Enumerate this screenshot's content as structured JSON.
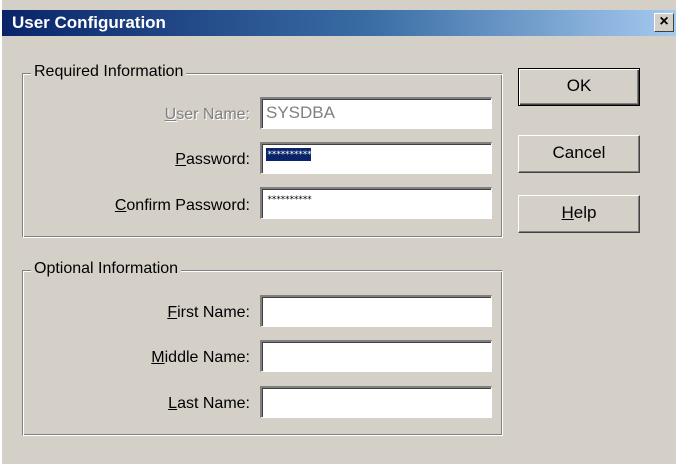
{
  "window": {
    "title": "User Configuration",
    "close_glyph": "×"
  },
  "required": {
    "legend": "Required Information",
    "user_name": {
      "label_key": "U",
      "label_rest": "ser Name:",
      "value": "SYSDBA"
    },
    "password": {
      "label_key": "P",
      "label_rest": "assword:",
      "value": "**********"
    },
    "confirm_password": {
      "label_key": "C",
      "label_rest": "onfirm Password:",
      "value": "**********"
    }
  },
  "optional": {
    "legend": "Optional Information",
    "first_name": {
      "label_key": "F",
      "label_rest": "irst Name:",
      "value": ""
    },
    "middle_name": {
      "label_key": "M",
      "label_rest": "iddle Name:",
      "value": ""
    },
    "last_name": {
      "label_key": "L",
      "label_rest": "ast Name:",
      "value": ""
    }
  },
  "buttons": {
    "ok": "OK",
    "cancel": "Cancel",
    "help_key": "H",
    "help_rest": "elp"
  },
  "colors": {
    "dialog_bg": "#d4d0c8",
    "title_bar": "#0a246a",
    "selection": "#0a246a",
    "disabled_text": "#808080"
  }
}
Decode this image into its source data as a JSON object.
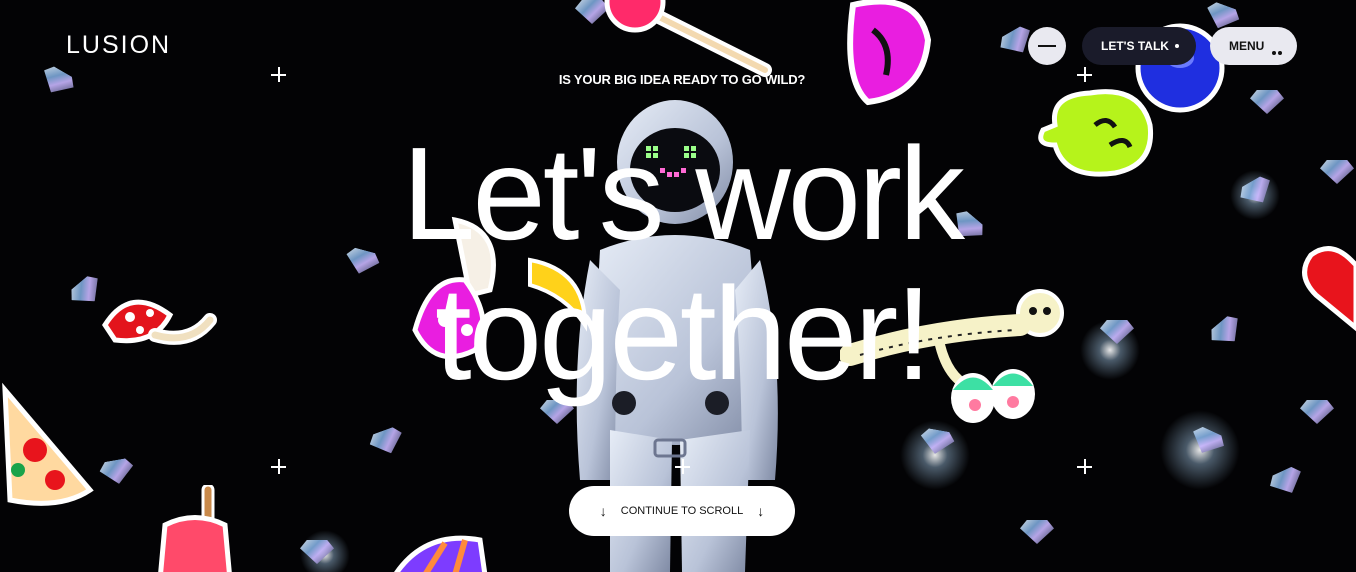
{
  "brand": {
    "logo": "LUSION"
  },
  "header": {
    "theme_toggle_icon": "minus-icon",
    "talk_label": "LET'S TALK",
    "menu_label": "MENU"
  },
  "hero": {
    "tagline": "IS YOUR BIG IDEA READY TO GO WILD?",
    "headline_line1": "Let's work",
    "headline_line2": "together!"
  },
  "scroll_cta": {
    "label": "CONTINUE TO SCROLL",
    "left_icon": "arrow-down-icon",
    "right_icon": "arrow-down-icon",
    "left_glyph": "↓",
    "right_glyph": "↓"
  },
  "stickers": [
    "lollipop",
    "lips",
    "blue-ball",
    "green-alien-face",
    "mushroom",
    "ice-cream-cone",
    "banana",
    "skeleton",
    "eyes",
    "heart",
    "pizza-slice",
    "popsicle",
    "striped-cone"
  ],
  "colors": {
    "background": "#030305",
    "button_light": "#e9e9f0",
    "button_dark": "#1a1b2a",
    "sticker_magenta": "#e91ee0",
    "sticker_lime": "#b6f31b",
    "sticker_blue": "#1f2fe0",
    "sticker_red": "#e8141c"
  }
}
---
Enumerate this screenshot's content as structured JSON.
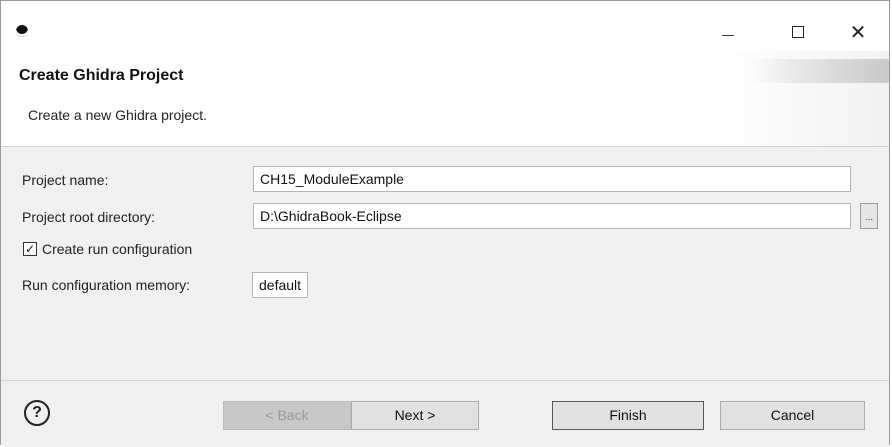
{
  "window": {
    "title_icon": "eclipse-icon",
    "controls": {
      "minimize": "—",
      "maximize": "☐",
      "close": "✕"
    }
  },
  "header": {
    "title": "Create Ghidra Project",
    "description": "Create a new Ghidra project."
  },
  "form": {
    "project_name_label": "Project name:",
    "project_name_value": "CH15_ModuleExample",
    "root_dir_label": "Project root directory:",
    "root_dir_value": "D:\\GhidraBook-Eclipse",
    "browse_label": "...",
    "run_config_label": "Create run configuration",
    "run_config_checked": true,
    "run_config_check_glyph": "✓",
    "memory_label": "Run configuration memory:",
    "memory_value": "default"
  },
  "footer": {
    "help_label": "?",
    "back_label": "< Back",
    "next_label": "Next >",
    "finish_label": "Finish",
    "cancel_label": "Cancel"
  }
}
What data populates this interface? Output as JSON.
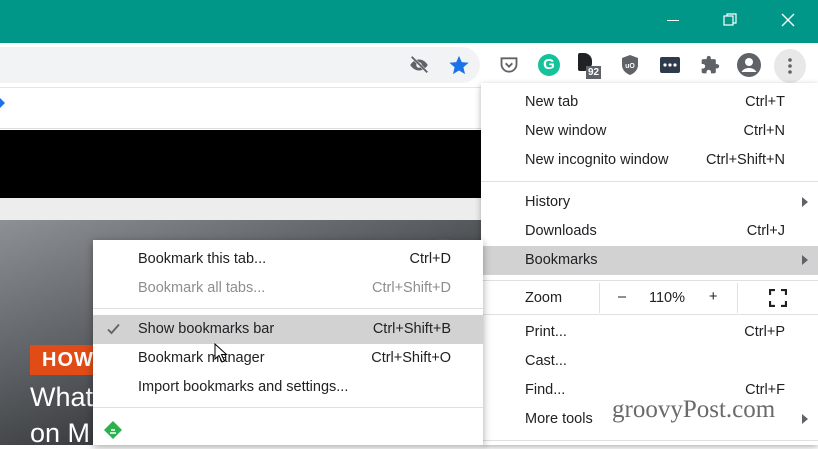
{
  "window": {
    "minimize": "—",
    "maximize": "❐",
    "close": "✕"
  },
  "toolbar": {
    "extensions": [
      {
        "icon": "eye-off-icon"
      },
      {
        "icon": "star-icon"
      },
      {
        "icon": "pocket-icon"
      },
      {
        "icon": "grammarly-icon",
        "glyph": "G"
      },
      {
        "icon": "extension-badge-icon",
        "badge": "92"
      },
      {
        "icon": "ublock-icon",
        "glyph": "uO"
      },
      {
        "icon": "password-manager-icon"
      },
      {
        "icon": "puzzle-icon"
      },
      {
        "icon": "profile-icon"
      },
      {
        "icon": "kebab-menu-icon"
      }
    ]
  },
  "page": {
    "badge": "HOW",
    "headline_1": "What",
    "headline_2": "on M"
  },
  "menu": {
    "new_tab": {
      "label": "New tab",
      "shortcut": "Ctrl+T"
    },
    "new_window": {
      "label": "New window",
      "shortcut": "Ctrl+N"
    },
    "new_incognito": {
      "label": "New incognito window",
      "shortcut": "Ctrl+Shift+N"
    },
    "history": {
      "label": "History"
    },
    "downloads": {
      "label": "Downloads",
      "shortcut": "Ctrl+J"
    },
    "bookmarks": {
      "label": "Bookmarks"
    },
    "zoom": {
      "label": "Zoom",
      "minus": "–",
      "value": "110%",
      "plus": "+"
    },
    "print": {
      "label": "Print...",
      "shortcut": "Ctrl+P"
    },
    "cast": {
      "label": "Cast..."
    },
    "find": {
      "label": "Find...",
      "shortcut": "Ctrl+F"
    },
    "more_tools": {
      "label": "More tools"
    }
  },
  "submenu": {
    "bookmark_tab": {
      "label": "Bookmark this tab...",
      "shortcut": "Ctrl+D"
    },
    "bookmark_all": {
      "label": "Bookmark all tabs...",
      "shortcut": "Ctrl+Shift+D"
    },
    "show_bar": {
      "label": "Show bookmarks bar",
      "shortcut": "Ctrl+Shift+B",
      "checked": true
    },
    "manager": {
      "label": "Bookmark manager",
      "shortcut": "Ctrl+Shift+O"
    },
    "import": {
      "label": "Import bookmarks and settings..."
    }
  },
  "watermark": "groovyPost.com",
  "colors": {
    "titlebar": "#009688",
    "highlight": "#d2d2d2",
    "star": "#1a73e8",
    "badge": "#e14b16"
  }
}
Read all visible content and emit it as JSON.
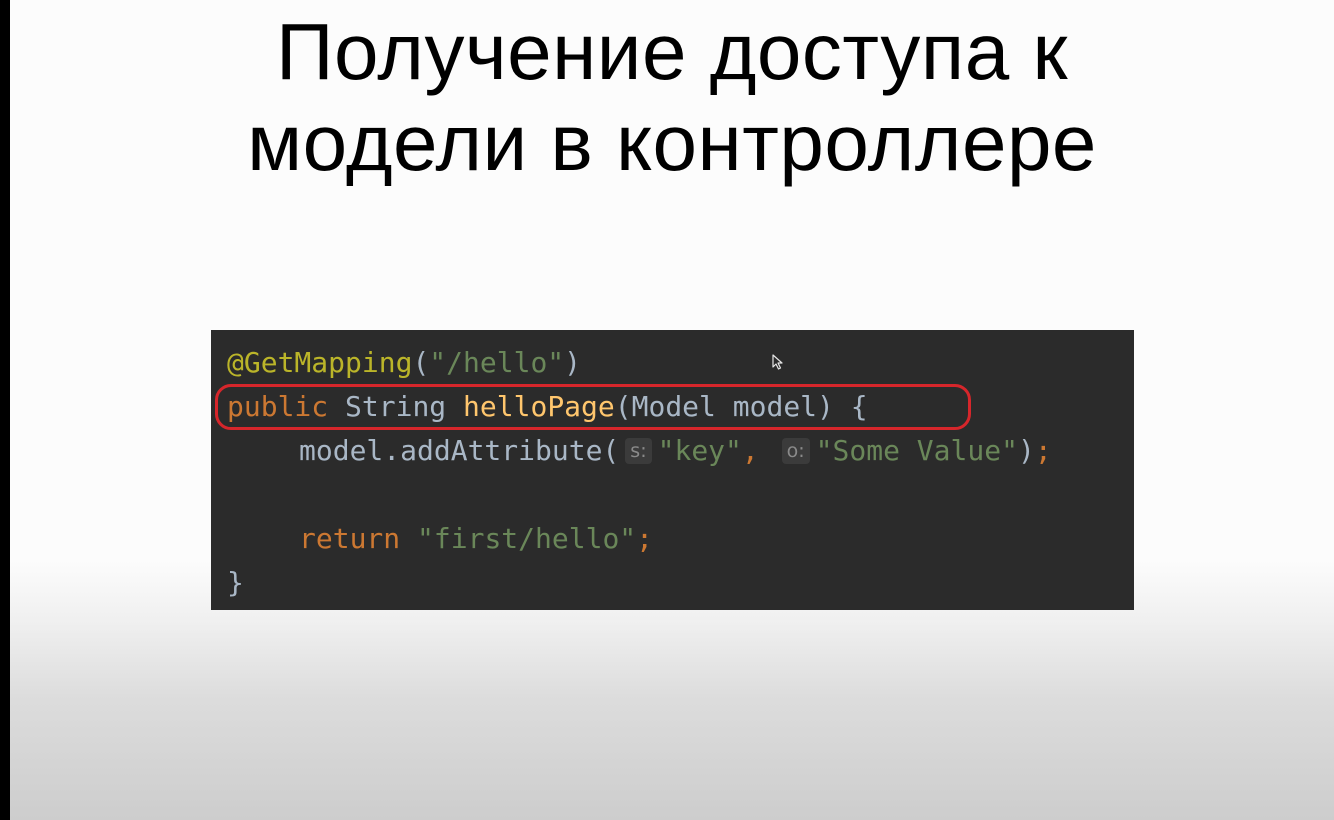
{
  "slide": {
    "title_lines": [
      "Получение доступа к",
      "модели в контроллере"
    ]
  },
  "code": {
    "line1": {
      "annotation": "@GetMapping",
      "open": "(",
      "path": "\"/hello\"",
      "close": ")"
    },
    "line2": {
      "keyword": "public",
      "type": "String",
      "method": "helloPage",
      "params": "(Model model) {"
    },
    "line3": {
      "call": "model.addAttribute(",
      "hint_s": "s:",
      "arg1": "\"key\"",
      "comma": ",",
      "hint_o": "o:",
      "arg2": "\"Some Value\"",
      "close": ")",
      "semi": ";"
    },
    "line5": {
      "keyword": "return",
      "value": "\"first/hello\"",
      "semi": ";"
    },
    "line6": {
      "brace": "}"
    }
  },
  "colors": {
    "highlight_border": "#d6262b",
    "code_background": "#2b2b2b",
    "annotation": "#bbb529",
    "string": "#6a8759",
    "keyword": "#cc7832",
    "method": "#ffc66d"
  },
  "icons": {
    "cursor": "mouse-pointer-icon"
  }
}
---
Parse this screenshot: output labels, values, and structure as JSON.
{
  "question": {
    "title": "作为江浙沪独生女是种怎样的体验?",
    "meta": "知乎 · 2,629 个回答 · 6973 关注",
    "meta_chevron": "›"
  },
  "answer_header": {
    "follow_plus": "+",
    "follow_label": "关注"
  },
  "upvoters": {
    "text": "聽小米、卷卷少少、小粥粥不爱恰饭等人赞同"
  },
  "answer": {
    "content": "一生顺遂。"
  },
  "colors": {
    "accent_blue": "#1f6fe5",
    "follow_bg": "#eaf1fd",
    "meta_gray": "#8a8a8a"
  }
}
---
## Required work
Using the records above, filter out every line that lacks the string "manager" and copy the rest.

## Result below
        "icon": "password-manager-icon"
    "manager": {
      "label": "Bookmark manager",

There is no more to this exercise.